Presentation on theme: "Conference on Work, Family, Health, and Well-being Washington, D.C. June 16 – 18, 2003. The psychosocial work environment and the associations with work-family."— Presentation transcript:
Conference on Work, Family, Health, and Well-being Washington, D.C. June 16 – 18, 2003. The psychosocial work environment and the associations with work-family conflict. Tage S. Kristensen, Denmark. Lars Smith-Hansen, Denmark. Nicole Jansen, The Netherlands.
Program: 1.A tool for the assessment and improvement of the psychosocial work environment: The Copenhagen Psychosocial Questionnaire (COPSOQ) 2.The associations between psychosocial factors at work and work-family conflict (WFC). 3.Conclusions
The 3-level concept Work environment professionals Researchers The workplaces
COPSOQ The three levels Research questionnaire: Questionnaire for work environment professionals: Questionnaire for workplaces: 141 questions 30 dimensions 95 questions 26 dimensions 44 questions 8 dimensions
Special features of the COPSOQ Three levels of different length and complexity National normative values Five different kinds of job demands
Purposes of the 3-level concept To develop valid instruments for use at different levels To improve communication between researchers, work environment professionals, and the workplaces To make national and international comparisons possible To improve surveys of the work environment and evaluations of interventions To make it easier to operationalize complicated theories and concepts
The philosophy of the three level concept Empowerment of employees and workplaces Improved quality of the work of work environment professionals Theory based interventions and assessments
Copenhagen Psychosocial Questionnaire Scales and number of questions at all three levels
The three types of psychosocial work environment dimensions 1. Demands –Quantitative (working hours, work pace) –Emotional demands –Demands for hiding emotions –Cognitive demands –Sensory demands
The three types of psychosocial work environment dimensions 2. Organization and content of work –Influence at work –Possibilities for development –Degrees of freedom –Meaning of work –Commitment to the workplace
The three types of psychosocial work environment dimensions 3. Interpersonal relations and leadership –Social support –Feedback –Social relations –Role clarity –Role conflicts –Predictability –Quality of leadership –Sense of community
p<0.05; p<0.01; p<0.001 Multivariate associations: Associations between psychosocial factors at work and WFC in the COPSOQ database General conflict Energy conflict Time conflict Quantitative demands Cognitive demands Emotional demands Demands for hiding emotions Influence at work Possibilities for development Degrees of freedom at work Meaning of work Commitment to the workplace Role-clarity Quality of leadership Sense of community
Familiy situation Working conditons Work- family conflict Health & well-being -fatigue -mental health 1 2 4 5 3 Basic model for work-family conflict
Family situation and WFC in the SARA Study Family situation: Energy conflict General conflict Single32% 9% Couple without children39%14% Couple with children, age 7+46%21% Couple with children, age 0-653%32% Single with children52%27% Total43%19% WFC
24% 37% 49% 65% 11% 16% 22% 30% Energy conflict General conflict % Quantitative demands (quartiles) Quantitative demands and WFC in the SARA Study
Family situation and psychological well-being in the SARA Study 77.5 78.8 79.3 78.2 72.6 62.7 64.7 65.2 63.0 58.4 Points 1 2 2 2 1 Children Adult(s) Mental health Vitality Family situation
Points 81.4 79.5 77.4 73.7 68.6 65.4 62.0 57.8 Mental health Vitality Quantitative demands Quantitative demands and psychological well-being in the SARA Study
WFC and psychological well-being in the SARA Study 84 80 77 71 83 76 61 59 71 67 71 68 61 54 49 Mental health Vitality Men Women Points on scale from 0 to 100 General work-family conflict
MenWomen Psychological job demands Physical demands Emotional demands Shift work Overtime Influence at work Ability to take a day off Social support Conflicts at work Work roster known in advance Prospective results on WFC from the Maastricht Cohort Study on Fatigue at Work.

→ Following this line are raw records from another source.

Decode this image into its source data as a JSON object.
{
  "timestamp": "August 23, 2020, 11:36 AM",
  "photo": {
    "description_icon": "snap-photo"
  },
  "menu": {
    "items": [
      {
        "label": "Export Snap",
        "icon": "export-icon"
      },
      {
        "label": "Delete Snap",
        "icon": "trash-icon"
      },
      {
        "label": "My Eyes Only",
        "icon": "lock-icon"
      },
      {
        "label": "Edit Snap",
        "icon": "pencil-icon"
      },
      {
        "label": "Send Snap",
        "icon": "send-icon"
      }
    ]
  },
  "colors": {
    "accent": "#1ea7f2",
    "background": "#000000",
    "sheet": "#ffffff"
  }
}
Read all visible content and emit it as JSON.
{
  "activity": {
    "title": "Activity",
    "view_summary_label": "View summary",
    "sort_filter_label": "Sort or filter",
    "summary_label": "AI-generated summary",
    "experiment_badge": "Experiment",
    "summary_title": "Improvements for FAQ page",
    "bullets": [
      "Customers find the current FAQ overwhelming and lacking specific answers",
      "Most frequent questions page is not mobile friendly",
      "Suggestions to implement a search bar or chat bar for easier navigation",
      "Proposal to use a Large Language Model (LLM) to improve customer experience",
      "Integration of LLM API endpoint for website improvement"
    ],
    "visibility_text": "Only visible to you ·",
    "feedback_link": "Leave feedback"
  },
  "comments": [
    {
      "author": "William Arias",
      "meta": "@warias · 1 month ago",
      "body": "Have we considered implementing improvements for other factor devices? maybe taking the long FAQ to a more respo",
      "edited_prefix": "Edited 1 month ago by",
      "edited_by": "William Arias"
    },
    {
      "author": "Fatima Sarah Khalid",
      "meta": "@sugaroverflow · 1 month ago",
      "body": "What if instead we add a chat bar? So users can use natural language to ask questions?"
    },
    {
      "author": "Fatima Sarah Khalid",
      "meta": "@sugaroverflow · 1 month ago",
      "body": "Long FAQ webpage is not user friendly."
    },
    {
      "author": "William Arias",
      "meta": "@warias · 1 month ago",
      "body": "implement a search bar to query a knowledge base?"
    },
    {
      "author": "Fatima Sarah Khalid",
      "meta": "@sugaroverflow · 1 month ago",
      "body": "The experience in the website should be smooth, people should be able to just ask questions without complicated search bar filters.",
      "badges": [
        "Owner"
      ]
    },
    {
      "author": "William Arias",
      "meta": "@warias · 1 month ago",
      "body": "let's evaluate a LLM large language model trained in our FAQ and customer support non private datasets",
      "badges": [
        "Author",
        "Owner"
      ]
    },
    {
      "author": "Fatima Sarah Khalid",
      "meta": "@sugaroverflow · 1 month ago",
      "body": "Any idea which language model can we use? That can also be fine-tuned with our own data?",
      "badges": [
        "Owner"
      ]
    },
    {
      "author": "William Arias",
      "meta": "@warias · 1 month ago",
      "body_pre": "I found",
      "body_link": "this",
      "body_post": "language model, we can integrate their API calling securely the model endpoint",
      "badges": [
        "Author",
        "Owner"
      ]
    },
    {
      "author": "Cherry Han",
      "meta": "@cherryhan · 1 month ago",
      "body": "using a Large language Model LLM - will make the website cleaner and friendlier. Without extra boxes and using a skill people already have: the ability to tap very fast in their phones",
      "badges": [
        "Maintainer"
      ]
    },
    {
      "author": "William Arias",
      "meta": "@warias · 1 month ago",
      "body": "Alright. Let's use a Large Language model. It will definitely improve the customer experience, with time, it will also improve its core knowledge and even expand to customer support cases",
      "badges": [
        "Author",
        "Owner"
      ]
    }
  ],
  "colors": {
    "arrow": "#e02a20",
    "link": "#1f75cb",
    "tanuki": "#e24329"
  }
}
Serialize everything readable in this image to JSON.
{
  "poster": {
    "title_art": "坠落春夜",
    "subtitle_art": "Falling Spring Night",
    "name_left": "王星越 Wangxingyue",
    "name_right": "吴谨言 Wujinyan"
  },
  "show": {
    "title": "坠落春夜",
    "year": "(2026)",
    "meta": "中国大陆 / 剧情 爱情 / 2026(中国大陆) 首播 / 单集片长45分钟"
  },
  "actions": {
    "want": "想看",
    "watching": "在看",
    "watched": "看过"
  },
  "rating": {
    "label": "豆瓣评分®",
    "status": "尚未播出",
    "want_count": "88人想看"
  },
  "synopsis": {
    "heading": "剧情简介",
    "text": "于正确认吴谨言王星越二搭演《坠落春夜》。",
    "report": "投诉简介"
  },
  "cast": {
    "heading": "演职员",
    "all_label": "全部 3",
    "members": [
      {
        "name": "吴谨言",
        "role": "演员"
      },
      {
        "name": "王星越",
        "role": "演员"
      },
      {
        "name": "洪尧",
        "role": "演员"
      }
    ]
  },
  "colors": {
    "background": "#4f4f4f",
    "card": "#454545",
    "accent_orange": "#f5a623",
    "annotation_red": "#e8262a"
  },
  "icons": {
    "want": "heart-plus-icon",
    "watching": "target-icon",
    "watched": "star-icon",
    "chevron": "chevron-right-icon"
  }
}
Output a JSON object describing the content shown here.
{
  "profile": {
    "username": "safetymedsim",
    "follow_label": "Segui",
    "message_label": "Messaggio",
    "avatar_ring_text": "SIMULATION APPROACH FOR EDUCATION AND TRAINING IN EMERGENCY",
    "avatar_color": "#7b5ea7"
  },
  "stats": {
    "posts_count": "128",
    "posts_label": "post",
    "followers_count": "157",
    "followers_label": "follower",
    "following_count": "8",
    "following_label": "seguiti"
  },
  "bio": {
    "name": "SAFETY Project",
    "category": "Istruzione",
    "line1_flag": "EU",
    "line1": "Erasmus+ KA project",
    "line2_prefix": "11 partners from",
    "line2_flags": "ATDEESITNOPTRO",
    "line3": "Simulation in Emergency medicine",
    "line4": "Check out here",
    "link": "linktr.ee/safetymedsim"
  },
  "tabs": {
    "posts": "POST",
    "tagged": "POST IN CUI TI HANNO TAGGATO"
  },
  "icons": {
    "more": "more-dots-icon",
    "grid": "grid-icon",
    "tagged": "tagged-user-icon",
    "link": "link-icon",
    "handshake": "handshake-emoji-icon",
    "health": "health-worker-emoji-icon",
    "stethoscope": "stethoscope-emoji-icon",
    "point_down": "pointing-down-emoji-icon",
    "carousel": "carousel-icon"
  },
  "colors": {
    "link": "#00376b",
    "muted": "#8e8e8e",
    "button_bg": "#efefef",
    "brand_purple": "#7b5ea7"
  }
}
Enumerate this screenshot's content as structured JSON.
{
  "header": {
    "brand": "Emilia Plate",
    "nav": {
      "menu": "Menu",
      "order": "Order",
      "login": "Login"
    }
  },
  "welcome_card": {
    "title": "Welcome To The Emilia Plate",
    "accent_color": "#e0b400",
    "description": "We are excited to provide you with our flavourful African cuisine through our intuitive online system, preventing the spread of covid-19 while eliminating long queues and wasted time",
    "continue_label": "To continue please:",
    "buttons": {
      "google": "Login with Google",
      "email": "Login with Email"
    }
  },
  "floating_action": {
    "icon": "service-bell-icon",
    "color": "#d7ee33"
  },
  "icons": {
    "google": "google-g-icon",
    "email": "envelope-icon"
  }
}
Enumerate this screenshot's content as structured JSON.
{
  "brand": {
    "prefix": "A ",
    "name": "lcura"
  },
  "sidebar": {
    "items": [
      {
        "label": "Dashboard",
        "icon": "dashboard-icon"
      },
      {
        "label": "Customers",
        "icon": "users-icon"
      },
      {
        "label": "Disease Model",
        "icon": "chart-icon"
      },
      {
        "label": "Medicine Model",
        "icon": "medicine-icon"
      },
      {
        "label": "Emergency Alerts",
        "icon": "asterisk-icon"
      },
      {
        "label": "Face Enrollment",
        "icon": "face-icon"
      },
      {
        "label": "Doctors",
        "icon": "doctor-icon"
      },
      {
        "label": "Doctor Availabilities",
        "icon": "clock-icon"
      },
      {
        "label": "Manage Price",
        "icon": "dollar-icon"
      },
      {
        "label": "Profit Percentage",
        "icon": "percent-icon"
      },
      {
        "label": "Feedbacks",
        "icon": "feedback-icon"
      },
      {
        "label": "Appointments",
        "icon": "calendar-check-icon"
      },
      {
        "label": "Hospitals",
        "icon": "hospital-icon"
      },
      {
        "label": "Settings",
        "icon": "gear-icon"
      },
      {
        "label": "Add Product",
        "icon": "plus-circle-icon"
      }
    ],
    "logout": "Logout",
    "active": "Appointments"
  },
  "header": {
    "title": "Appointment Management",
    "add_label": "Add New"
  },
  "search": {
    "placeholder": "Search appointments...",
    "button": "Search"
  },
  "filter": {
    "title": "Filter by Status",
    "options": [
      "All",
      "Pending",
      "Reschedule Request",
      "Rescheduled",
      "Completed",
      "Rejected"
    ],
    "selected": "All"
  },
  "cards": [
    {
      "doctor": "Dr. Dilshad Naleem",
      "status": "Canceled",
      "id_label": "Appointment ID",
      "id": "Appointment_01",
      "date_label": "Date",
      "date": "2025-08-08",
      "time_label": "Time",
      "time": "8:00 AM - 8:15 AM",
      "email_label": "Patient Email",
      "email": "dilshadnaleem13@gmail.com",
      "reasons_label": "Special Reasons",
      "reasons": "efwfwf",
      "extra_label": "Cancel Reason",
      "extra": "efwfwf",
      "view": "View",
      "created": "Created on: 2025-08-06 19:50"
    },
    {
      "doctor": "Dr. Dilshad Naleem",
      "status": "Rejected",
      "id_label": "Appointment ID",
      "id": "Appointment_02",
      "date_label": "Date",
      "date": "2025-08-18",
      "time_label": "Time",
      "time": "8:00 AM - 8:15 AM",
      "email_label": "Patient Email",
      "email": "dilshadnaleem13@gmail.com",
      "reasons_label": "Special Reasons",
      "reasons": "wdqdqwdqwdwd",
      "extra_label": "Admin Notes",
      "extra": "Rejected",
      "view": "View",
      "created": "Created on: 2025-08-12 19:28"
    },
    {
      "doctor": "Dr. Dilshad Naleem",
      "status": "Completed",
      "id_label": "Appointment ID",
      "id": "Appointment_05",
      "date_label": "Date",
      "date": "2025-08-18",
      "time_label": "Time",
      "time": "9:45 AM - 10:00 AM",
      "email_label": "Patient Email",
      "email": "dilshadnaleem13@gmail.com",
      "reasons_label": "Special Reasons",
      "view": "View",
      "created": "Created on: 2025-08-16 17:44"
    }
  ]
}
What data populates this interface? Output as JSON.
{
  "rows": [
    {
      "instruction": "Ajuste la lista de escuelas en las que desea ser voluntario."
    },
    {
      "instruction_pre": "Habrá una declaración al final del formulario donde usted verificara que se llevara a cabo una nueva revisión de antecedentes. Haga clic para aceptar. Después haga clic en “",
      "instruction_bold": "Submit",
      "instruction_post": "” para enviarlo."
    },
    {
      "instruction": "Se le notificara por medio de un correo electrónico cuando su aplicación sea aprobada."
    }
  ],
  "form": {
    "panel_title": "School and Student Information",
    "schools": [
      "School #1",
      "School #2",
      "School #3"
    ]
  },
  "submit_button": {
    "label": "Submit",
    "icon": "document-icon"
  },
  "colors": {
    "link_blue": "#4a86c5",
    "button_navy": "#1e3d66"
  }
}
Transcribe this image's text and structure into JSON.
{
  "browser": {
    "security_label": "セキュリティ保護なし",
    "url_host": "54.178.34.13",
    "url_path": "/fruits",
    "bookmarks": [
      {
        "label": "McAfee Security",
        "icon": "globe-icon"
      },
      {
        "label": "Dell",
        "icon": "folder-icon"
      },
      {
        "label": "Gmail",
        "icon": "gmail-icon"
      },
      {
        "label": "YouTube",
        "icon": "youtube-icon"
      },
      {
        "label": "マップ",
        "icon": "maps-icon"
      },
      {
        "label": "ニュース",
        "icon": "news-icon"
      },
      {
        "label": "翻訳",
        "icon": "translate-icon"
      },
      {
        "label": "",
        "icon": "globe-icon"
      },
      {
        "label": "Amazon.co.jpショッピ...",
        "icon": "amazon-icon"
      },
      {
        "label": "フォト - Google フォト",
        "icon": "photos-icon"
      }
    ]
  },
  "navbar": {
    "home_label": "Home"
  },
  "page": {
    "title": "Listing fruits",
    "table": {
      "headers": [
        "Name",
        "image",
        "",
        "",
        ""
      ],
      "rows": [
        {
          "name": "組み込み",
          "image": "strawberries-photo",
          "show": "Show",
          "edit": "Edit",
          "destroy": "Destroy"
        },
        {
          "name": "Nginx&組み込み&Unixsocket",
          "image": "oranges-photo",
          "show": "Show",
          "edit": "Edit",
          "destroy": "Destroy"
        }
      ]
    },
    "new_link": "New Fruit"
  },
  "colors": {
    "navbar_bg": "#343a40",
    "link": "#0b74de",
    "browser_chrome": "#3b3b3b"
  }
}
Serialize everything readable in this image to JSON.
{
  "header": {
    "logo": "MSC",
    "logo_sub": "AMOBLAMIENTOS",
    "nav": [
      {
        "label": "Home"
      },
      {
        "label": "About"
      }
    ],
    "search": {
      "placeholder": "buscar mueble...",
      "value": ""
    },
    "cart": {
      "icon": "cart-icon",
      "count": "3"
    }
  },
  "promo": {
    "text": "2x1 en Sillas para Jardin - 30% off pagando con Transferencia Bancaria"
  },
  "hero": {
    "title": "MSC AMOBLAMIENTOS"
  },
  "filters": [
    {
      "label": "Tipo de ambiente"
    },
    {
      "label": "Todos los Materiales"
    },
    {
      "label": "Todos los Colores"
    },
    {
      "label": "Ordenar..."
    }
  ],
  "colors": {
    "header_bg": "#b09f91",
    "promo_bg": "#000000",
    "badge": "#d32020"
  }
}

Significant predictors of WFC over one year of follow-up (N=12,095)
Feedback loop in the Maastricht Cohort Study Long working hours Work-Family Conflict Work-Family Conflict Reduced working hours (In particular among women) Implications for gender differences and for study design.
Conclusions In two Danish and one Dutch study of WFC all three types of psychosocial factors were strongly related to WFC. Demands: In Particular quantitative and emotional demands. Work structure & content: In particular influence at work. Interpersonal relations and leadership. Intervention studies aiming at reducing WFC should be guided by a comprehensive model of the psychosocial work environment.
Modern work: Work without limits Modern professional work tends to be work without limits: –No limits with regard to time –No limits with regard to space In the balance between family and work without limits, the family will lose. Work will invade the family sphere of life. Only conscious and deliberate efforts related to psychosocial factors at work can prevent a drastic increase in Work- Family Conflict.
This presentation is available on www.ami.dk/presentations/ The End